*What is it about patterns that appeals to us?
I wonder if patterns suggest some sort of security, predictability, comfort. The eye knows what to expect and can relax. When I think of patterns I think of being organized, or in a good, productive routine.
*What is it about patterns that limit us?
Perhaps the same kinds of things in their negative aspect. Keeping us from taking in any new ideas or exploring the unknown or growing and spending time learning from other humans and cultures…
I think you are right about patterns, Barbara. Right on. In both the postive and negative sense. Thank you!
Yes patterns are all around us, informing us, guiding us, taking us somewhere. Nature is the best pattern maker ever, endless sources of lines and circles, spirals…
I am glad you have ‘seen’ this and have used it as a photographic tool to create fun art!
Jeff, this was great fun! I was passing by the window spring at the school and suddenly noticed the delicacy of its pattern and just had to–HAD TO!–find the camera. I’m sure you’ve done that hundreds of times.
Making patterns and breaking out of them. Seeing them and seeing through or past them. Life is kaleidoscopic, isn’t it? At least, one would hope so. Vision would become static if patterns weren’t broken up and rearranged from time to time. Fly away, birds!
Pamela, I read your comment three times. I like it. A lot.
Oh I love photos of patterns! I once missed an opportunity to take a photo of the longest row ever of UHaul trucks you’ve ever seen and it’s still on my mind today!
Kiah, I have been imagining that row of U-Haul trucks. That would have been an incredible photo! (I am convinced you will see it again. Maybe tomorrow? lol!)
When I had a photo-prompt in the hall to seek out a pattern or repetition, I had a really hard time seeking out anything interesting to shoot. Now you’ve found several, seemingly with ease! You have a wonderful “eye” for this sort of thing.

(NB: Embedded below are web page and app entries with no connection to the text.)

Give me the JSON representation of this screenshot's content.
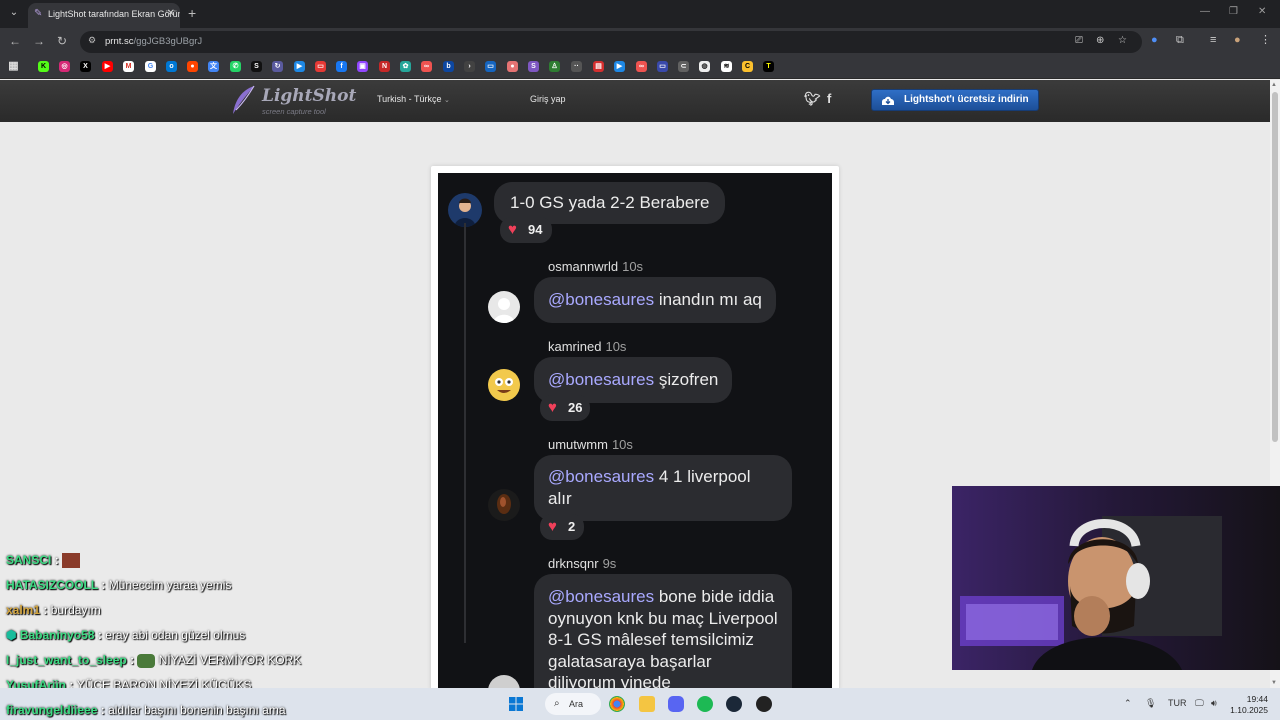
{
  "browser": {
    "tab_title": "LightShot tarafından Ekran Görüntüsü",
    "url_host": "prnt.sc",
    "url_path": "/ggJGB3gUBgrJ"
  },
  "lightshot": {
    "logo": "LightShot",
    "tagline": "screen capture tool",
    "language": "Turkish - Türkçe",
    "login": "Giriş yap",
    "download": "Lightshot'ı ücretsiz indirin"
  },
  "screenshot": {
    "top_comment": {
      "text": "1-0 GS yada 2-2 Berabere",
      "likes": "94"
    },
    "replies": [
      {
        "user": "osmannwrld",
        "time": "10s",
        "mention": "@bonesaures",
        "text": "inandın mı aq",
        "likes": ""
      },
      {
        "user": "kamrined",
        "time": "10s",
        "mention": "@bonesaures",
        "text": "şizofren",
        "likes": "26"
      },
      {
        "user": "umutwmm",
        "time": "10s",
        "mention": "@bonesaures",
        "text": "4 1 liverpool alır",
        "likes": "2"
      },
      {
        "user": "drknsqnr",
        "time": "9s",
        "mention": "@bonesaures",
        "text": "bone bide iddia oynuyon knk bu maç Liverpool 8-1 GS mâlesef temsilcimiz galatasaraya başarlar diliyorum yinede",
        "likes": ""
      }
    ]
  },
  "chat": [
    {
      "user": "SANSCI",
      "sep": ":",
      "msg": "",
      "color": "#3ddc84"
    },
    {
      "user": "HATASIZCOOLL",
      "sep": ":",
      "msg": "Müneccim yaraa yemis",
      "color": "#3ddc84"
    },
    {
      "user": "xalm1",
      "sep": ":",
      "msg": "burdayım",
      "color": "#d4a640"
    },
    {
      "user": "Babaninyo58",
      "sep": ":",
      "msg": "eray abi odan güzel olmus",
      "color": "#3ddc84"
    },
    {
      "user": "I_just_want_to_sleep",
      "sep": ":",
      "msg": "NİYAZİ VERMİYOR KORK",
      "color": "#3ddc84"
    },
    {
      "user": "YusufArjin",
      "sep": ":",
      "msg": "YÜCE BARON NİYEZİ KÜÇÜKS",
      "color": "#3ddc84"
    },
    {
      "user": "firavungeldiieee",
      "sep": ":",
      "msg": "aldılar başını bonenin başını ama",
      "color": "#3ddc84"
    }
  ],
  "taskbar": {
    "search": "Ara",
    "lang": "TUR",
    "time": "19:44",
    "date": "1.10.2025"
  },
  "colors": {
    "accent_blue": "#2f6fc6",
    "chat_green": "#3ddc84",
    "mention": "#a9a9ff",
    "heart": "#f0405a"
  }
}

Karen, I am continually amazed how we all see things differently. How it’s easy for one person to see something, and challenging for another person to see it the same way. How one person can love a photo and another can dislike it. It keeps us humble, doesn’t it?

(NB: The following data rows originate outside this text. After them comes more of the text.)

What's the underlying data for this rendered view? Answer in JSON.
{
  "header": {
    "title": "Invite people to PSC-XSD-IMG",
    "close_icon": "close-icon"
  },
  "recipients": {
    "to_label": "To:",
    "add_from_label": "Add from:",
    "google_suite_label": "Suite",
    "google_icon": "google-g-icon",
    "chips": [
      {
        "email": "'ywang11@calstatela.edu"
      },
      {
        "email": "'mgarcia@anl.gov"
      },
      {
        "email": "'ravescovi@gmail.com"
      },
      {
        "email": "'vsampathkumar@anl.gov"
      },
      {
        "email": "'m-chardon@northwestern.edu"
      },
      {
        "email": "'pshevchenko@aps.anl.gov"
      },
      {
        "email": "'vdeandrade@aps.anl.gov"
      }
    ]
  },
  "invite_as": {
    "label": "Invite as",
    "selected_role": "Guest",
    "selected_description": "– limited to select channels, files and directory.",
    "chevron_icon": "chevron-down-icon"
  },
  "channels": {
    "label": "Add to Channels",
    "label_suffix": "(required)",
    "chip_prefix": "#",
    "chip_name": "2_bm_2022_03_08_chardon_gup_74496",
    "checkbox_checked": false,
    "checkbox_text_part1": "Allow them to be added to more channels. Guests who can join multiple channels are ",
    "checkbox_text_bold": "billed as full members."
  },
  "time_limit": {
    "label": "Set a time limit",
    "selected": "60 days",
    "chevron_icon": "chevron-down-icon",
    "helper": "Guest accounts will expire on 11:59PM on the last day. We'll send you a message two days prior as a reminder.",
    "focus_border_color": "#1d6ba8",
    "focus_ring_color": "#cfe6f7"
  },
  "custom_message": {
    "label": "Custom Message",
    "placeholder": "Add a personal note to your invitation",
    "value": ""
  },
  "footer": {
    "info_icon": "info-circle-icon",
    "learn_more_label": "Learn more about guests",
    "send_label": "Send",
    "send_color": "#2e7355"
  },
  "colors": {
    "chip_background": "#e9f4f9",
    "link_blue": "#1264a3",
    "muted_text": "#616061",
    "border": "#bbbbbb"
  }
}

Just came back to read your reply and found I that I wrote “hall” instead of “fall” LOL! Hope you know what I meant; I don’t typically find photo prompts in the hall. 😉